API Credential Private Key which has been assigned to the application.
This is similar to the credentials you would create with Google to use Google authentication. This allows you to use LoginID services in a secure, authenticated fashion.
- Existing admin / developer account (i.e. access to the dashboard)
- A backend application - private keys cannot be stored on a front end only application
Initial API Credential Setup
To set up an API credential, you will need to perform the following steps:
Navigate to the
Applicationssection in the dashboard
Add API Credentialoption to create a new API credential
- This generates a public private key pair. We only store the public key and use it to validate signed requests from you.
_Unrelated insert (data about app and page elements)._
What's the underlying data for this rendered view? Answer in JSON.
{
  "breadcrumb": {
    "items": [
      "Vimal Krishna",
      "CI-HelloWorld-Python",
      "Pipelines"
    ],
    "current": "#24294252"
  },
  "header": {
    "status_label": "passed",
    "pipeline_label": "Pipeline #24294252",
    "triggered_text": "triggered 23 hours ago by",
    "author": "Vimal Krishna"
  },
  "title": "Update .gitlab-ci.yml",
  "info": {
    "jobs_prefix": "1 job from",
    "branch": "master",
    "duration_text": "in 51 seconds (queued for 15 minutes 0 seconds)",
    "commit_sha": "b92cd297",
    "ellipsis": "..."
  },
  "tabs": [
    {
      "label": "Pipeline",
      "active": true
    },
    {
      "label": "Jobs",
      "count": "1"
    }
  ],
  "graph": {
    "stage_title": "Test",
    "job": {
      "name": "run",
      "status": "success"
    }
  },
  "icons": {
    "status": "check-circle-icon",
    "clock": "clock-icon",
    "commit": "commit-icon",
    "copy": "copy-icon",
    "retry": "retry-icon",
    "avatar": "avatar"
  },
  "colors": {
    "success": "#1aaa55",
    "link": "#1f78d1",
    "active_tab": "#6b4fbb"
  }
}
Assign the newly created API credential to an existing application
Copy the API Private Key and use it to fill the
API_PRIVATE_KEY=-----BEGIN PRIVATE KEY-----\nTOKEN\n-----END PRIVATE KEY-----
API_PRIVATE_KEY has to be entered as a single line string with all newlines replaced with the
Create an API Service Token
The easiest way to generate an API Service Token is to use one of our Server SDKs. Our SDKs automatically create the appropriate token on your behalf, simplifying the flow. If using a server SDK does not suite your needs, you can continue below to understand how to generate a service token yourself.
An API service token has to be signed by the API Credential Private Key and added to request headers as the
Authorization: Bearer <token> header.
Required Token Payload
"scope": "<scope of requested API endpoint call>",
"username": "<end user’s username if included in request body>",
"nonce": "<unique per-request value to prevent repeated requests with the same JWT>",
"iat": "<issue date of the token in epoch seconds>"
username field is only required if the
username is included in the request payload.
Required Token Header
Once the token is created, it must be signed with the ES256 algorithm using the
How to find out which scope is required?
To see the required scope for each endpoint, please refer to the OpenAPI documentation for detail.
Token security and lifetime
The API service token is a short-lived token which expires in 5 minutes. Each token must contain a nonce value which ensures that it is expired once the request is sent. The same token cannot be used to make a new request. A new token must be created when a new request is made.